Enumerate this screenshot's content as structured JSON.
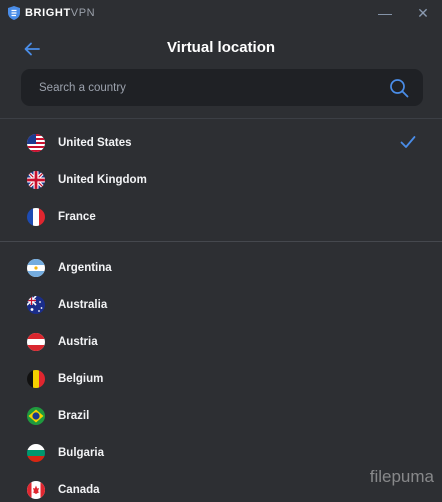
{
  "titlebar": {
    "brand_bold": "BRIGHT",
    "brand_light": "VPN",
    "minimize": "—",
    "close": "✕"
  },
  "header": {
    "title": "Virtual location"
  },
  "search": {
    "placeholder": "Search a country"
  },
  "countries_recent": [
    {
      "name": "United States",
      "selected": true
    },
    {
      "name": "United Kingdom",
      "selected": false
    },
    {
      "name": "France",
      "selected": false
    }
  ],
  "countries_all": [
    {
      "name": "Argentina"
    },
    {
      "name": "Australia"
    },
    {
      "name": "Austria"
    },
    {
      "name": "Belgium"
    },
    {
      "name": "Brazil"
    },
    {
      "name": "Bulgaria"
    },
    {
      "name": "Canada"
    }
  ],
  "watermark": "filepuma",
  "colors": {
    "accent": "#4a8de8",
    "background": "#2d2f33",
    "search_bg": "#1f2125"
  }
}
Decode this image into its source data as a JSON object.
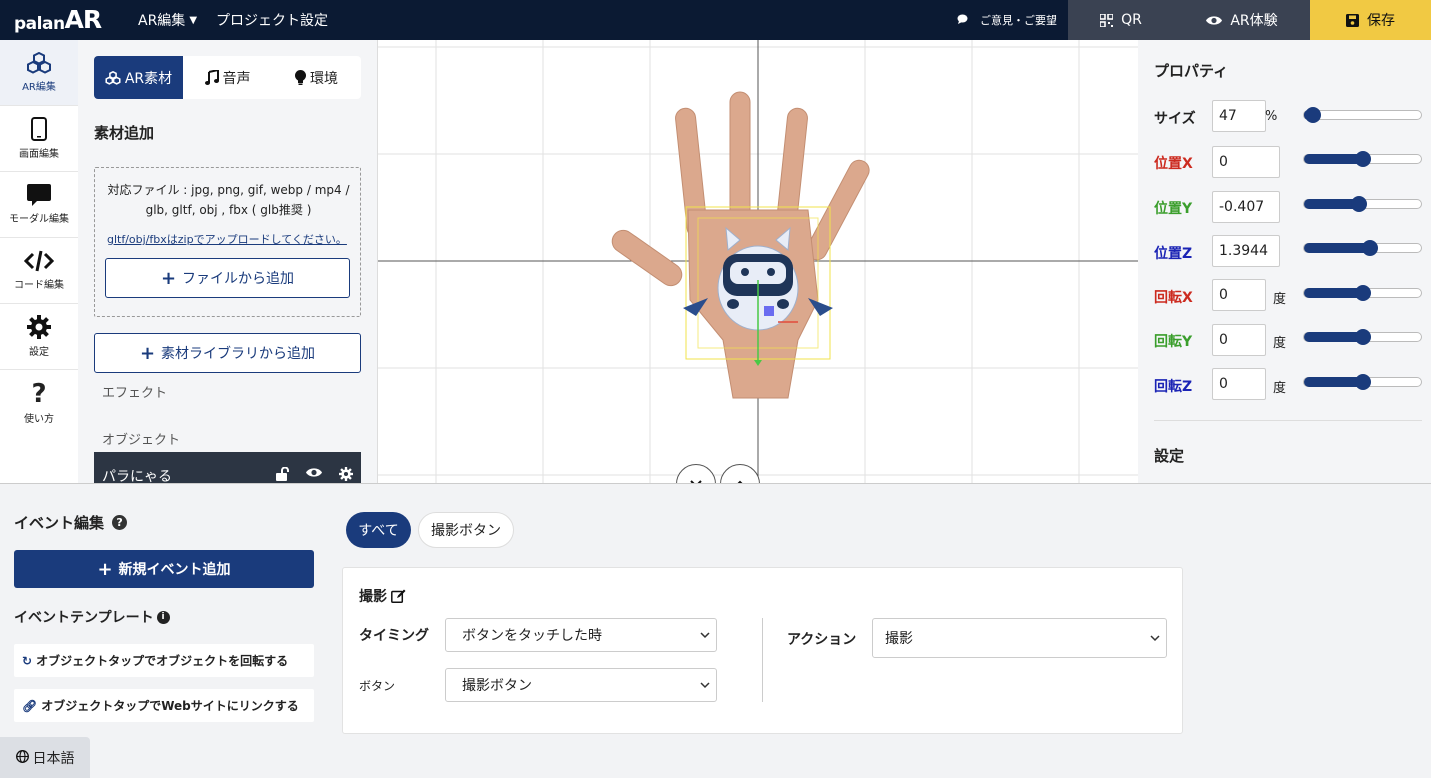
{
  "app": {
    "logo_a": "palan",
    "logo_b": "AR",
    "menu_ar": "AR編集",
    "menu_project": "プロジェクト設定",
    "feedback": "ご意見・ご要望",
    "qr": "QR",
    "experience": "AR体験",
    "save": "保存"
  },
  "leftnav": {
    "items": [
      {
        "label": "AR編集",
        "icon": "cubes-icon"
      },
      {
        "label": "画面編集",
        "icon": "mobile-icon"
      },
      {
        "label": "モーダル編集",
        "icon": "comment-icon"
      },
      {
        "label": "コード編集",
        "icon": "code-icon"
      },
      {
        "label": "設定",
        "icon": "gear-icon"
      },
      {
        "label": "使い方",
        "icon": "question-icon"
      }
    ]
  },
  "leftpanel": {
    "tabs": [
      "AR素材",
      "音声",
      "環境"
    ],
    "section_title": "素材追加",
    "supported": "対応ファイル : jpg, png, gif, webp / mp4 / glb, gltf, obj , fbx ( glb推奨 )",
    "zip_link": "gltf/obj/fbxはzipでアップロードしてください。",
    "add_file": "ファイルから追加",
    "add_library": "素材ライブラリから追加",
    "effects_label": "エフェクト",
    "objects_label": "オブジェクト",
    "object_name": "パラにゃる"
  },
  "props": {
    "title": "プロパティ",
    "settings_title": "設定",
    "rows": [
      {
        "label": "サイズ",
        "value": "47",
        "unit": "%",
        "slider": 0.08,
        "color": "#222222"
      },
      {
        "label": "位置X",
        "value": "0",
        "unit": "",
        "slider": 0.5,
        "color": "#cc2a1f"
      },
      {
        "label": "位置Y",
        "value": "-0.407",
        "unit": "",
        "slider": 0.47,
        "color": "#3a9e2c"
      },
      {
        "label": "位置Z",
        "value": "1.3944",
        "unit": "",
        "slider": 0.56,
        "color": "#1b24b5"
      },
      {
        "label": "回転X",
        "value": "0",
        "unit": "度",
        "slider": 0.5,
        "color": "#cc2a1f"
      },
      {
        "label": "回転Y",
        "value": "0",
        "unit": "度",
        "slider": 0.5,
        "color": "#3a9e2c"
      },
      {
        "label": "回転Z",
        "value": "0",
        "unit": "度",
        "slider": 0.5,
        "color": "#1b24b5"
      }
    ]
  },
  "events": {
    "title": "イベント編集",
    "add_event": "新規イベント追加",
    "templates_title": "イベントテンプレート",
    "templates": [
      "オブジェクトタップでオブジェクトを回転する",
      "オブジェクトタップでWebサイトにリンクする"
    ],
    "filters": [
      "すべて",
      "撮影ボタン"
    ],
    "card": {
      "title": "撮影",
      "timing_label": "タイミング",
      "timing_value": "ボタンをタッチした時",
      "button_label": "ボタン",
      "button_value": "撮影ボタン",
      "action_label": "アクション",
      "action_value": "撮影"
    },
    "language": "日本語"
  },
  "colors": {
    "primary": "#1a3b7c",
    "topbar": "#0b1a33",
    "save": "#f1c943"
  }
}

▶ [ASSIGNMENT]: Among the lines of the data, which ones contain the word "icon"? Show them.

▶ [ANSWER TO THE EXERCISE]:
        "icon": "cubes-icon"
        "icon": "mobile-icon"
        "icon": "comment-icon"
        "icon": "code-icon"
        "icon": "gear-icon"
        "icon": "question-icon"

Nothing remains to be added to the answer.